### Task
Copy every line of the records that includes the word "test".

(Dataset rows for apps and sites)
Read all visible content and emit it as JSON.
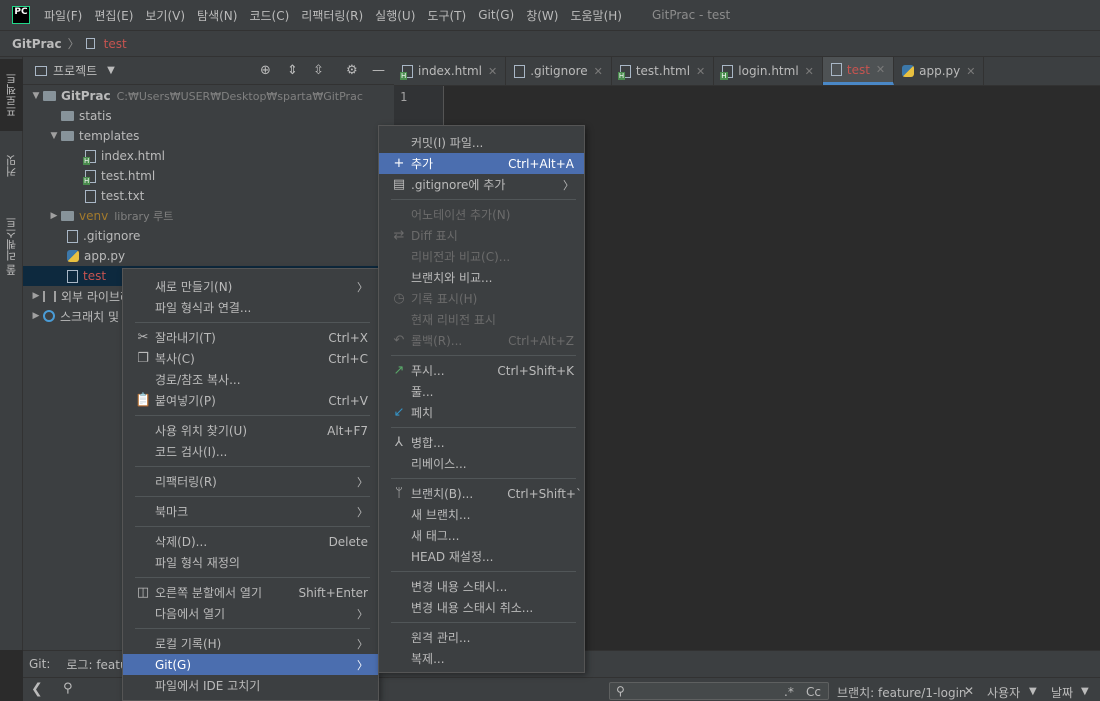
{
  "menubar": {
    "logo": "PC",
    "items": [
      "파일(F)",
      "편집(E)",
      "보기(V)",
      "탐색(N)",
      "코드(C)",
      "리팩터링(R)",
      "실행(U)",
      "도구(T)",
      "Git(G)",
      "창(W)",
      "도움말(H)"
    ],
    "window_title": "GitPrac - test"
  },
  "breadcrumb": {
    "project": "GitPrac",
    "file": "test"
  },
  "toolstrip": {
    "project_tab": "프로젝트",
    "commit_tab": "커밋",
    "pull_requests_tab": "풀 리퀘스트"
  },
  "project_panel": {
    "title": "프로젝트",
    "tree": {
      "root": "GitPrac",
      "root_path": "C:₩Users₩USER₩Desktop₩sparta₩GitPrac",
      "statis": "statis",
      "templates": "templates",
      "index_html": "index.html",
      "test_html": "test.html",
      "test_txt": "test.txt",
      "venv": "venv",
      "venv_note": "library 루트",
      "gitignore": ".gitignore",
      "app_py": "app.py",
      "test": "test",
      "external_libs": "외부 라이브러리",
      "scratches": "스크래치 및 콘솔"
    }
  },
  "tabs": [
    {
      "label": "index.html"
    },
    {
      "label": ".gitignore"
    },
    {
      "label": "test.html"
    },
    {
      "label": "login.html"
    },
    {
      "label": "test"
    },
    {
      "label": "app.py"
    }
  ],
  "editor": {
    "line_number": "1"
  },
  "git_bar": {
    "label": "Git:",
    "log_tab": "로그: featu"
  },
  "bottom_bar": {
    "regex_label": ".*",
    "case_label": "Cc",
    "branch_filter": "브랜치: feature/1-login",
    "user_filter": "사용자",
    "date_filter": "날짜"
  },
  "context_menu": {
    "new": "새로 만들기(N)",
    "associate": "파일 형식과 연결...",
    "cut": "잘라내기(T)",
    "cut_sc": "Ctrl+X",
    "copy": "복사(C)",
    "copy_sc": "Ctrl+C",
    "copy_path": "경로/참조 복사...",
    "paste": "붙여넣기(P)",
    "paste_sc": "Ctrl+V",
    "find_usages": "사용 위치 찾기(U)",
    "find_usages_sc": "Alt+F7",
    "inspect": "코드 검사(I)...",
    "refactor": "리팩터링(R)",
    "bookmarks": "북마크",
    "delete": "삭제(D)...",
    "delete_sc": "Delete",
    "override_type": "파일 형식 재정의",
    "open_right": "오른쪽 분할에서 열기",
    "open_right_sc": "Shift+Enter",
    "open_in": "다음에서 열기",
    "local_history": "로컬 기록(H)",
    "git": "Git(G)",
    "repair_ide": "파일에서 IDE 고치기"
  },
  "git_menu": {
    "commit_file": "커밋(I) 파일...",
    "add": "추가",
    "add_sc": "Ctrl+Alt+A",
    "gitignore_add": ".gitignore에 추가",
    "annotate": "어노테이션 추가(N)",
    "diff": "Diff 표시",
    "compare_revision": "리비전과 비교(C)...",
    "compare_branch": "브랜치와 비교...",
    "show_history": "기록 표시(H)",
    "show_current_revision": "현재 리비전 표시",
    "rollback": "롤백(R)...",
    "rollback_sc": "Ctrl+Alt+Z",
    "push": "푸시...",
    "push_sc": "Ctrl+Shift+K",
    "pull": "풀...",
    "fetch": "페치",
    "merge": "병합...",
    "rebase": "리베이스...",
    "branches": "브랜치(B)...",
    "branches_sc": "Ctrl+Shift+`",
    "new_branch": "새 브랜치...",
    "new_tag": "새 태그...",
    "reset_head": "HEAD 재설정...",
    "stash": "변경 내용 스태시...",
    "unstash": "변경 내용 스태시 취소...",
    "remotes": "원격 관리...",
    "clone": "복제..."
  }
}
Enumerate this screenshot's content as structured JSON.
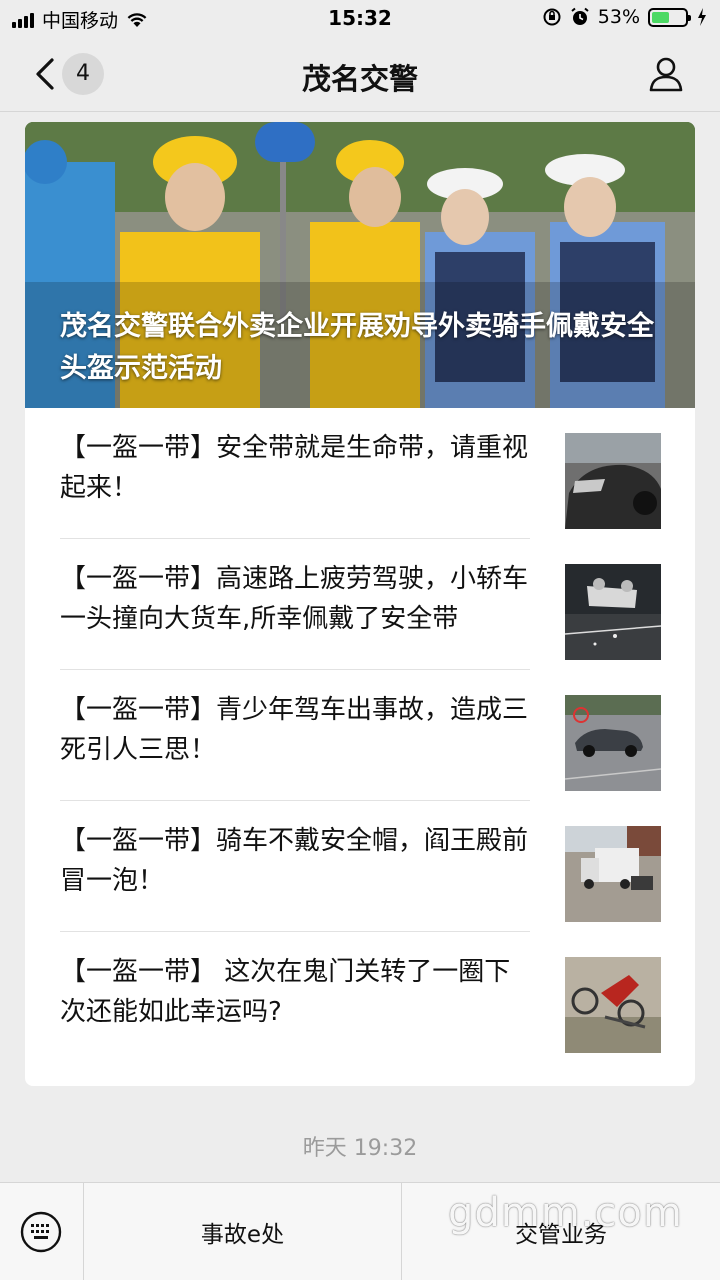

### Task response
    "window_title": "GitPrac - test"
    "file": "test"
      "test_html": "test.html",
      "test_txt": "test.txt",
      "test": "test",
      "label": "test.html"
      "label": "test"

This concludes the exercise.